OFFSHORE MEASUREMENTS OF CO 2 PLUMES The stability, precision and robustness of the system allows for measurement of CO 2 concentrations in remote locations and to track down plumes from ships, industries or bushfires. As an example, the Spectronus aided University of Wollongong scientists on-board the SS Southern Surveyor to chase CO 2 and other trace gas plumes from different sources as they circumnavigate Australia (Figure 7). Figure 8 (below). Time series of (a) CO2 and δ13C in CO2 and (b) CH4 and N2O during a 3-week campaign at the OzFlux tower site near Tumbarumba, SE Australia, November 2006. Seven-point vertical profiles of each species from 2-70m were measured every 30 min, colours represent measrements at heights above the surface shown in the legend. The top of the forest canopy is approx. 40m above the surface. Griffith, D. W. T., Deutscher, N. M., Caldow, C. G. R., Kettlewell, G., Riggenbach, M., and Hammer, S.: A Fourier transform infrared trace gas analyser for atmospheric applications, Atmos. Meas. Tech., 5, 2481-2498, 10.5194/amtd-5-3717-2012, 2012. TALL TOWER MEASUREMENTS Tall tower measurements help to broaden the knowledge on regional background pollution by measuring above the surface layer. Vertical profiles of trace gases and isotopic fractionation can also help in understanding C and H 2 O exchange. Using our manifold that staggers the measurements, differences in gas concentrations can be obtained between air parcels at different heights. Figure 7. Ship measurements of CO 2 plumes.

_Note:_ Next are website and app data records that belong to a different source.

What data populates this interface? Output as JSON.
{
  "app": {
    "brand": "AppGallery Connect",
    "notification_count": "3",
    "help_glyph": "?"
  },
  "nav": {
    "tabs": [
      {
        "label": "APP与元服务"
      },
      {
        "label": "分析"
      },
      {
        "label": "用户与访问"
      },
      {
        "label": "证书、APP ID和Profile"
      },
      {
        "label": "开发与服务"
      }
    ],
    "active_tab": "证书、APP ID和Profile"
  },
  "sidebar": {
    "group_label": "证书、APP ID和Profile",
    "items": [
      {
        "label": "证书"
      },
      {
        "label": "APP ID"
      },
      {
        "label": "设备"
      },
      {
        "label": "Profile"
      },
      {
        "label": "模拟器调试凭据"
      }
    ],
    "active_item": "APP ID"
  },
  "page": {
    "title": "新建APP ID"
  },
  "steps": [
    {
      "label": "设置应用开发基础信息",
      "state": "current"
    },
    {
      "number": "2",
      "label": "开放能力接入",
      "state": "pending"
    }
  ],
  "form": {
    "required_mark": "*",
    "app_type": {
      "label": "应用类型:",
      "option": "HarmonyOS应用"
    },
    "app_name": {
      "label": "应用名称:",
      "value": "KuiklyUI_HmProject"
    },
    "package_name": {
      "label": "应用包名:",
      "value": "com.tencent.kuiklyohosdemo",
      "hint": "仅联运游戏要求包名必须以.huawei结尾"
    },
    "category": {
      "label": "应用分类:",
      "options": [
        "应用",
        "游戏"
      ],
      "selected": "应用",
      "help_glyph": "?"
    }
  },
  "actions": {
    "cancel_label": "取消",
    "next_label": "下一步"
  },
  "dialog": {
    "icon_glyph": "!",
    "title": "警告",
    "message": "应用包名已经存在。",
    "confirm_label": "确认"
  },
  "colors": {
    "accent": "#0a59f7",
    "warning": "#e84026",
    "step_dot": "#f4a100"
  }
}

Image supplied courtesy of University of Wollongong.
CO 2 , δ 13 C & TRACE GAS VARIATIONS One of the most important uses of δ 13 C measurements is in determining the strength of the different biosphere sinks. Since about half of the carbon dioxide we add to the atmosphere each year is absorbed into various sinks, it is important for future predictions to know where exactly that carbon dioxide goes. Figure 9. Trace gas variations in limestone caves. (Courtesy of Stephen Parkes, University of Wollongong, “The application of FTIR spectroscopy measuring stable isotopes of liquid water and water vapour: application to understanding speleothem growth”). Figure 9 shows a Spectronus involved in a preliminary study in a limestone cave in 2008. Annual growth layers in cave formations contain paleoclimatic information. The aim was to understand δ 13 C fractionation in speleothem layers, cave atmosphere and dripwaters. “ We purchased our Spectronus from ECOTECH in the fall of 2012 and installed the system at the U.S. Department of Energy (DOE) Atmospheric Radiation Measurement (ARM) facility located in the U.S. Southern Great Plain (SGP) in August 2013. Since then, the system has been performing well, and meeting our expectations. The deployment of a precise instrument for continuous measurement of CO 2 , CH 4 , CO, N 2 O mixing ratios, and 13 CO 2 isotopic ratios at the SGP 60 m tower, is opening up many new exciting research opportunities. S. Biraud, Lawrence Berkeley National Laboratory, USA. Figure 10. Isotopic ratios can help tracing sources using a Keeling plot. In this case, the intercept of the Keeling plot of δ 13 C vs 1 [CO 2 ] is -26.83 0.4‰, indicative of respiration from the dominant C3 plants in the forest. Griffith, D. W. T., Deutscher, N. M., Caldow, C. G. R., Kettlewell, G., Riggenbach, M., and Hammer, S.: A Fourier transform infrared trace gas analyser for atmospheric applications, Atmos. Meas. Tech., 5, 2481-2498, 10.5194/amtd-5-3717-2012, 2012. ecotech.com | 7